== Work request ==
Find each line in the records below that contains the word "arrow", and copy it out.

== Collected data entries ==
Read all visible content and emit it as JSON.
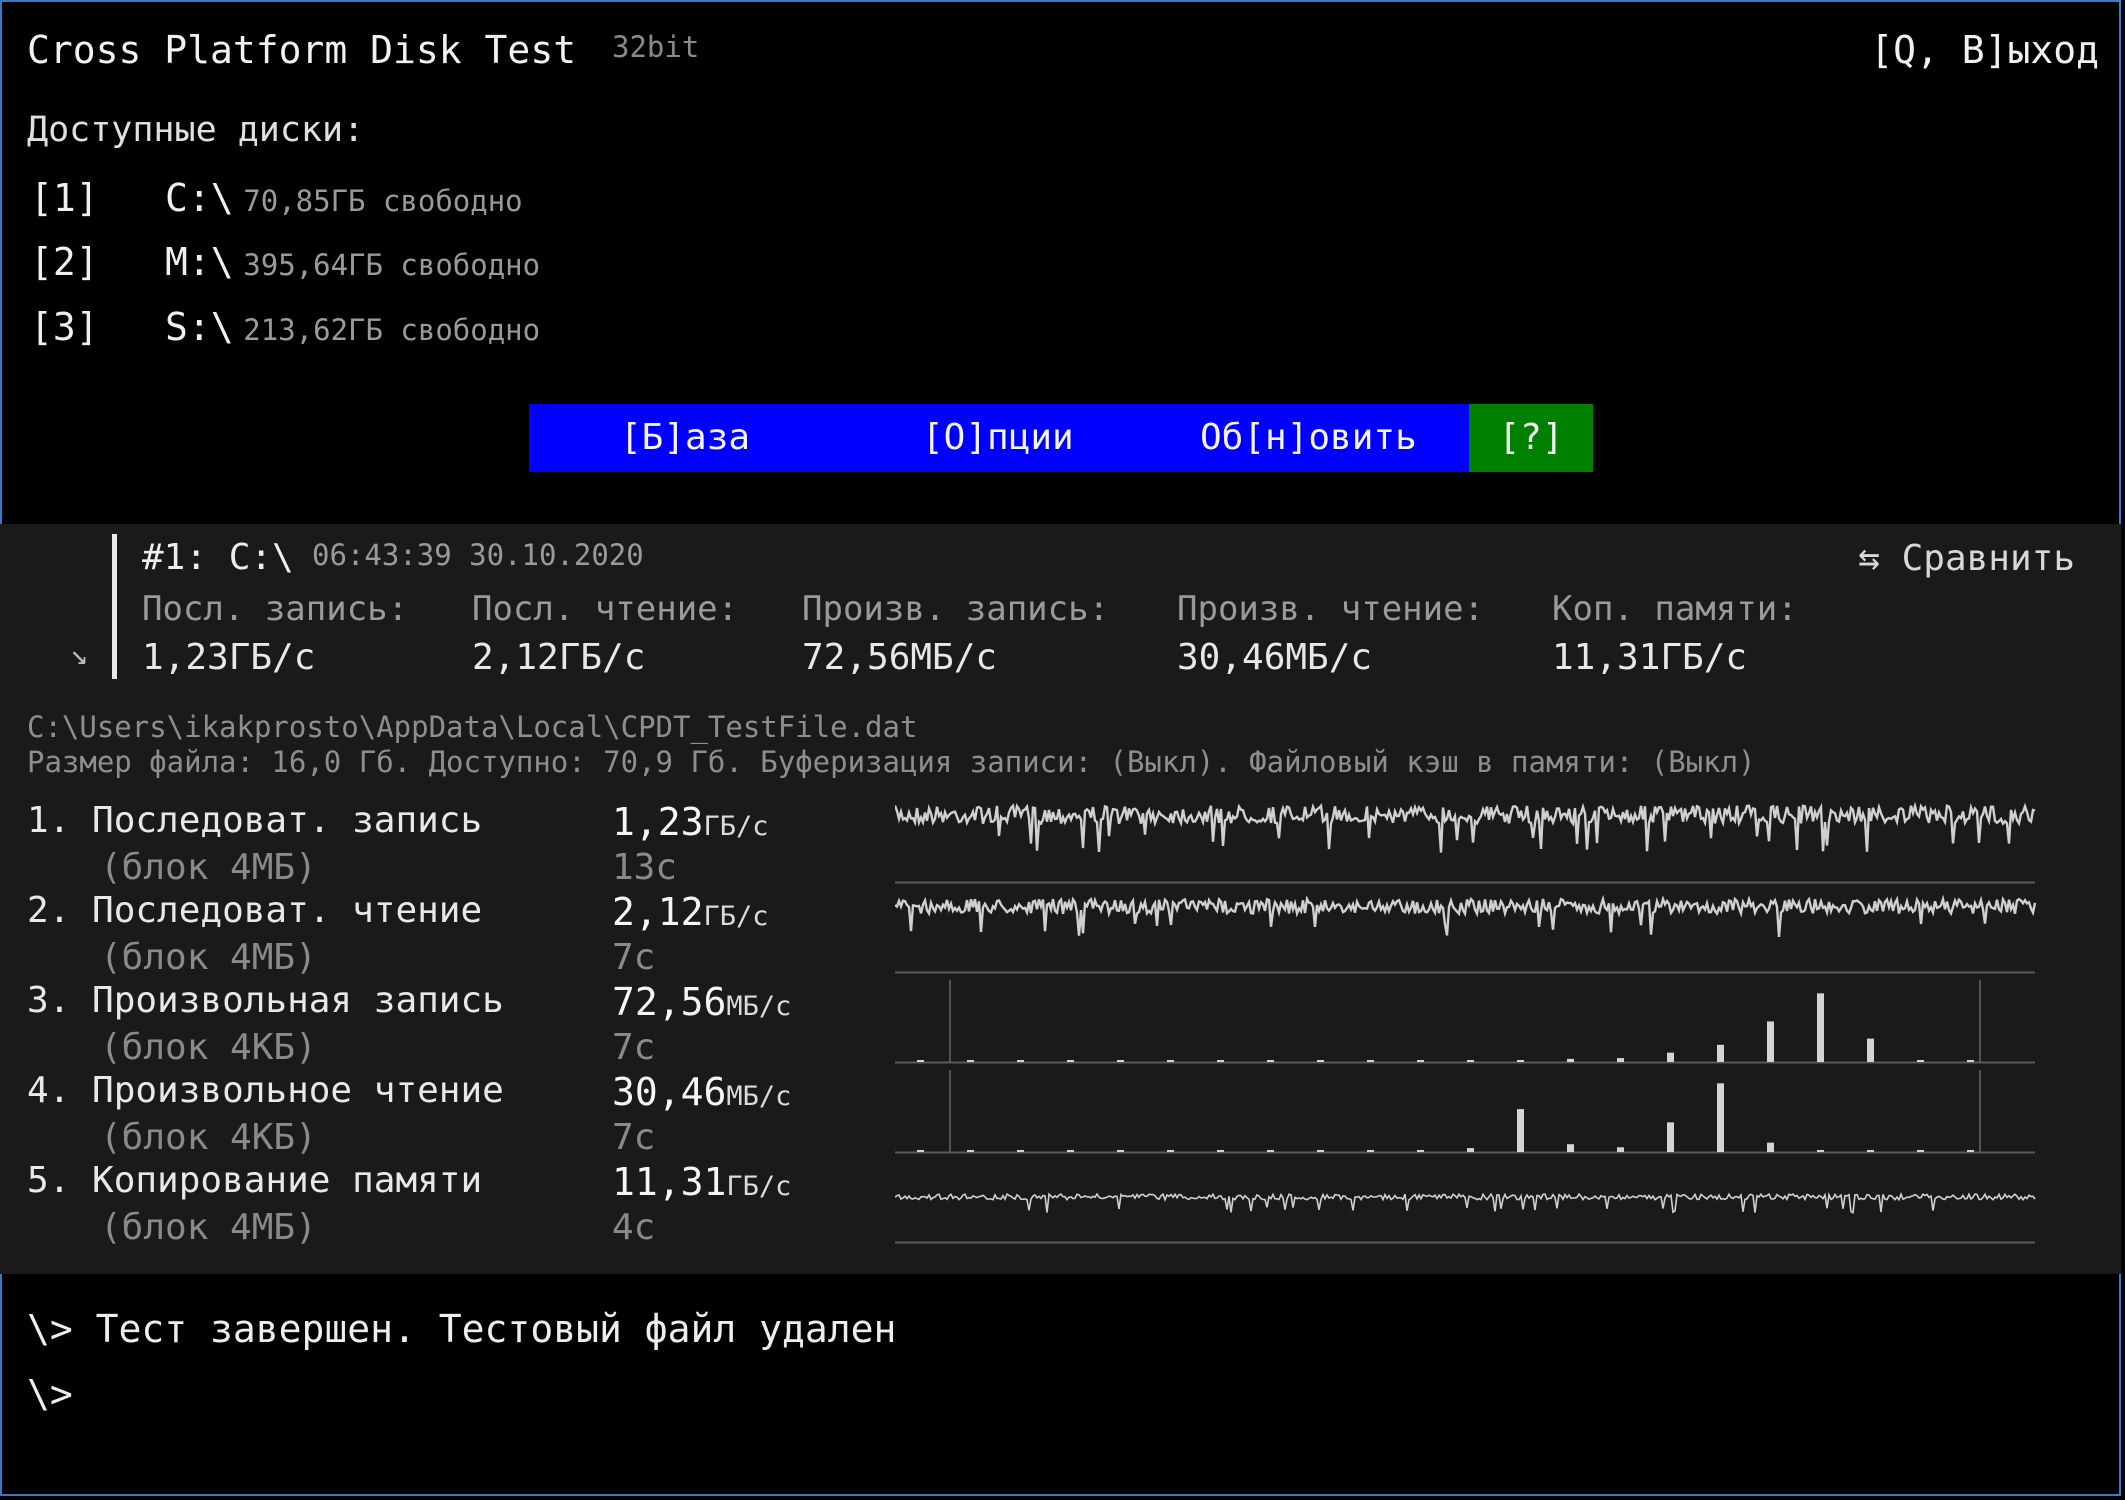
{
  "header": {
    "title": "Cross Platform Disk Test",
    "bits": "32bit",
    "quit": "[Q, В]ыход"
  },
  "drives": {
    "title": "Доступные диски:",
    "items": [
      {
        "key": "[1]",
        "name": "C:\\",
        "free": "70,85ГБ свободно"
      },
      {
        "key": "[2]",
        "name": "M:\\",
        "free": "395,64ГБ свободно"
      },
      {
        "key": "[3]",
        "name": "S:\\",
        "free": "213,62ГБ свободно"
      }
    ]
  },
  "menu": {
    "base": "[Б]аза",
    "options": "[О]пции",
    "refresh": "Об[н]овить",
    "help": "[?]"
  },
  "colors": {
    "menu_bg": "#0000ff",
    "help_bg": "#008000",
    "panel_bg": "#1a1a1a",
    "frame": "#3b78c6"
  },
  "result": {
    "drive": "#1: C:\\",
    "datetime": "06:43:39 30.10.2020",
    "compare": "⇆ Сравнить",
    "arrow_icon": "arrow-down-right",
    "summary": [
      {
        "label": "Посл. запись:",
        "value": "1,23ГБ/с"
      },
      {
        "label": "Посл. чтение:",
        "value": "2,12ГБ/с"
      },
      {
        "label": "Произв. запись:",
        "value": "72,56МБ/с"
      },
      {
        "label": "Произв. чтение:",
        "value": "30,46МБ/с"
      },
      {
        "label": "Коп. памяти:",
        "value": "11,31ГБ/с"
      }
    ]
  },
  "file": {
    "path": "C:\\Users\\ikakprosto\\AppData\\Local\\CPDT_TestFile.dat",
    "info": "Размер файла: 16,0 Гб. Доступно: 70,9 Гб. Буферизация записи: (Выкл). Файловый кэш в памяти: (Выкл)"
  },
  "tests": [
    {
      "name": "1. Последоват. запись",
      "block": "(блок 4МБ)",
      "value": "1,23",
      "unit": "ГБ/с",
      "time": "13с",
      "graph": "noise",
      "level": 0.82,
      "spread": 0.22
    },
    {
      "name": "2. Последоват. чтение",
      "block": "(блок 4МБ)",
      "value": "2,12",
      "unit": "ГБ/с",
      "time": "7с",
      "graph": "noise",
      "level": 0.8,
      "spread": 0.18
    },
    {
      "name": "3. Произвольная запись",
      "block": "(блок 4КБ)",
      "value": "72,56",
      "unit": "МБ/с",
      "time": "7с",
      "graph": "bars",
      "bars": [
        0.02,
        0.02,
        0.02,
        0.02,
        0.02,
        0.02,
        0.02,
        0.02,
        0.02,
        0.02,
        0.02,
        0.02,
        0.02,
        0.04,
        0.05,
        0.12,
        0.22,
        0.52,
        0.88,
        0.3,
        0.02,
        0.02
      ]
    },
    {
      "name": "4. Произвольное чтение",
      "block": "(блок 4КБ)",
      "value": "30,46",
      "unit": "МБ/с",
      "time": "7с",
      "graph": "bars",
      "bars": [
        0.02,
        0.02,
        0.02,
        0.02,
        0.02,
        0.02,
        0.02,
        0.02,
        0.02,
        0.02,
        0.02,
        0.05,
        0.55,
        0.1,
        0.06,
        0.38,
        0.88,
        0.12,
        0.02,
        0.02,
        0.02,
        0.02
      ]
    },
    {
      "name": "5. Копирование памяти",
      "block": "(блок 4МБ)",
      "value": "11,31",
      "unit": "ГБ/с",
      "time": "4с",
      "graph": "line",
      "level": 0.55,
      "spread": 0.1
    }
  ],
  "console": {
    "line1": "\\> Тест завершен. Тестовый файл удален",
    "line2": "\\>"
  }
}
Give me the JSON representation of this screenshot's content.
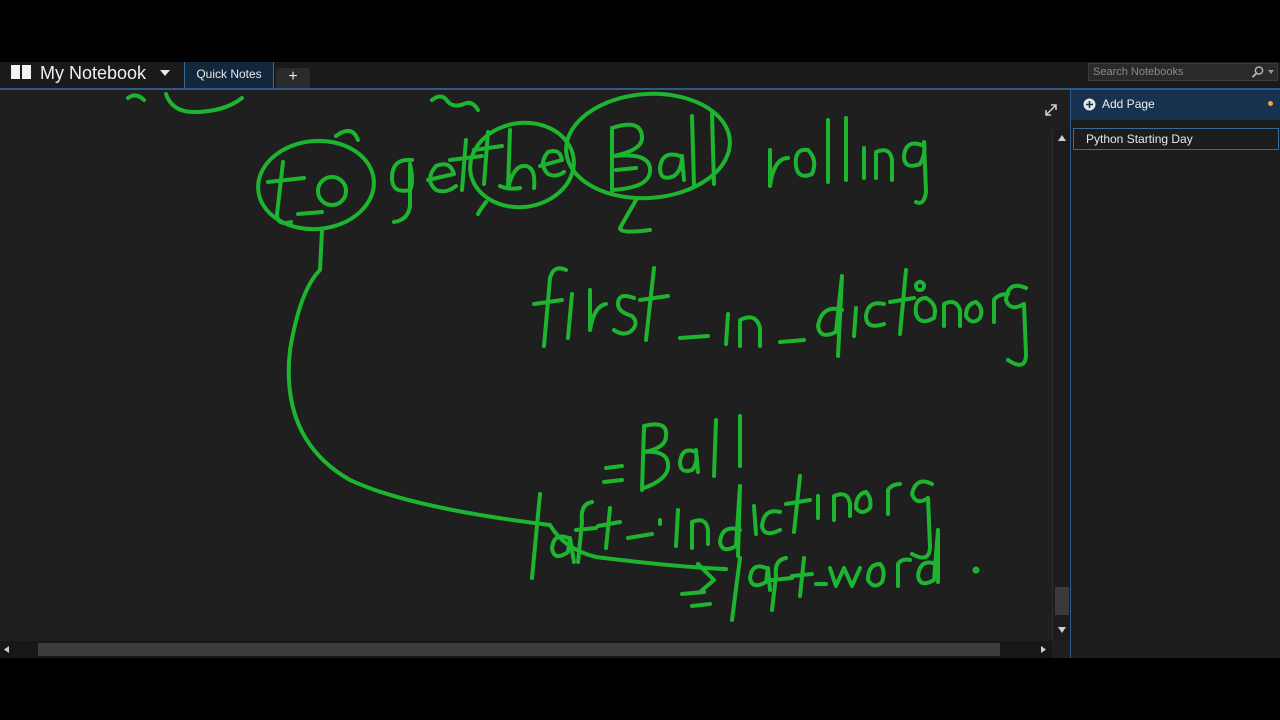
{
  "header": {
    "notebook_title": "My Notebook",
    "tabs": [
      {
        "label": "Quick Notes",
        "selected": true
      }
    ],
    "add_tab_label": "+",
    "search": {
      "placeholder": "Search Notebooks",
      "value": ""
    }
  },
  "right_panel": {
    "add_page_label": "Add Page",
    "pages": [
      {
        "title": "Python Starting Day",
        "selected": true
      }
    ]
  },
  "colors": {
    "ink": "#1db52f",
    "accent": "#2d5a86",
    "tab_bg": "#13273c",
    "add_page_bg": "#16324f",
    "dot": "#e8a33b"
  },
  "icons": [
    "notebook-icon",
    "chevron-down-icon",
    "search-icon",
    "expand-icon",
    "add-icon",
    "arrow-up-icon",
    "arrow-down-icon",
    "arrow-left-icon",
    "arrow-right-icon"
  ]
}
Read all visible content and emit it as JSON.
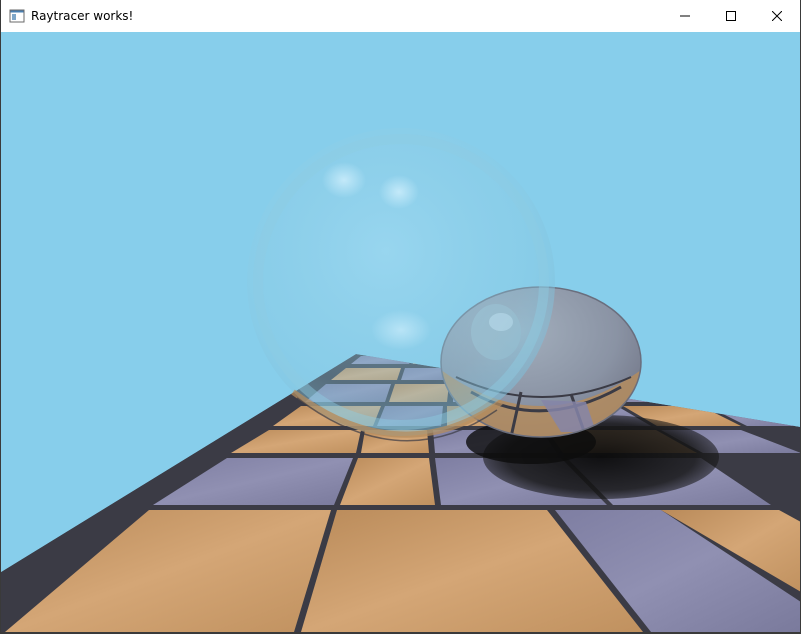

== Task response ==
    "arrow_icon": "arrow-down-right",
    "arrow-up-icon",
    "arrow-down-icon",
    "arrow-left-icon",
    "arrow-right-icon"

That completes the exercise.